PROBLEM STATEMENT:
The expected response is the full listing, retyped exactly, without its images.

PROVIDED DATA:
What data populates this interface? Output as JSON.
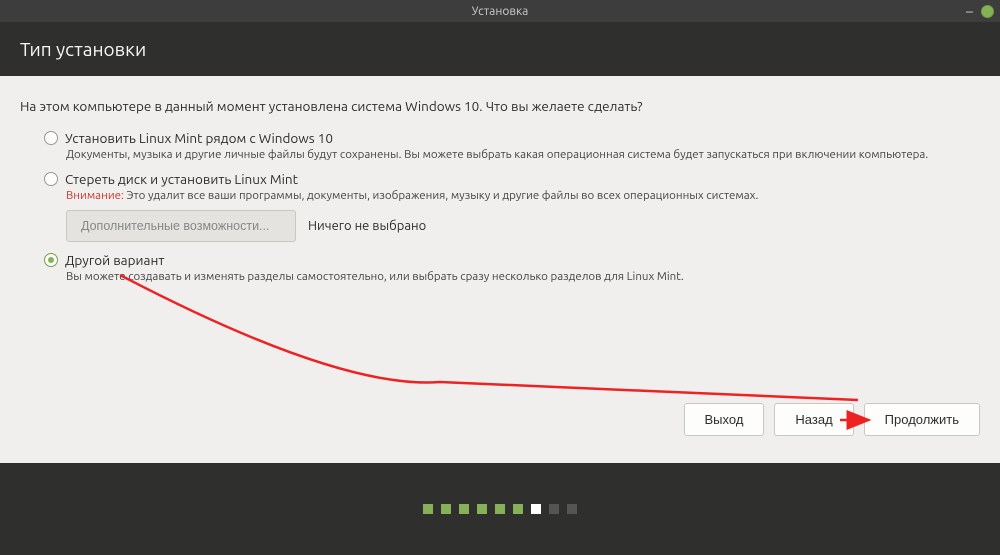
{
  "window": {
    "title": "Установка"
  },
  "header": {
    "title": "Тип установки"
  },
  "prompt": "На этом компьютере в данный момент установлена система Windows 10. Что вы желаете сделать?",
  "options": {
    "alongside": {
      "title": "Установить Linux Mint рядом с Windows 10",
      "desc": "Документы, музыка и другие личные файлы будут сохранены. Вы можете выбрать какая операционная система будет запускаться при включении компьютера."
    },
    "erase": {
      "title": "Стереть диск и установить Linux Mint",
      "warning_label": "Внимание:",
      "warning_text": " Это удалит все ваши программы, документы, изображения, музыку и другие файлы во всех операционных системах.",
      "adv_button": "Дополнительные возможности...",
      "adv_status": "Ничего не выбрано"
    },
    "other": {
      "title": "Другой вариант",
      "desc": "Вы можете создавать и изменять разделы самостоятельно, или выбрать сразу несколько разделов для Linux Mint."
    }
  },
  "buttons": {
    "quit": "Выход",
    "back": "Назад",
    "continue": "Продолжить"
  }
}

RESPONSE:
What data populates this interface? Output as JSON.
{
  "window": {
    "title": "Установка"
  },
  "header": {
    "title": "Тип установки"
  },
  "prompt": "На этом компьютере в данный момент установлена система Windows 10. Что вы желаете сделать?",
  "options": {
    "alongside": {
      "title": "Установить Linux Mint рядом с Windows 10",
      "desc": "Документы, музыка и другие личные файлы будут сохранены. Вы можете выбрать какая операционная система будет запускаться при включении компьютера."
    },
    "erase": {
      "title": "Стереть диск и установить Linux Mint",
      "warning_label": "Внимание:",
      "warning_text": " Это удалит все ваши программы, документы, изображения, музыку и другие файлы во всех операционных системах.",
      "adv_button": "Дополнительные возможности...",
      "adv_status": "Ничего не выбрано"
    },
    "other": {
      "title": "Другой вариант",
      "desc": "Вы можете создавать и изменять разделы самостоятельно, или выбрать сразу несколько разделов для Linux Mint."
    }
  },
  "buttons": {
    "quit": "Выход",
    "back": "Назад",
    "continue": "Продолжить"
  }
}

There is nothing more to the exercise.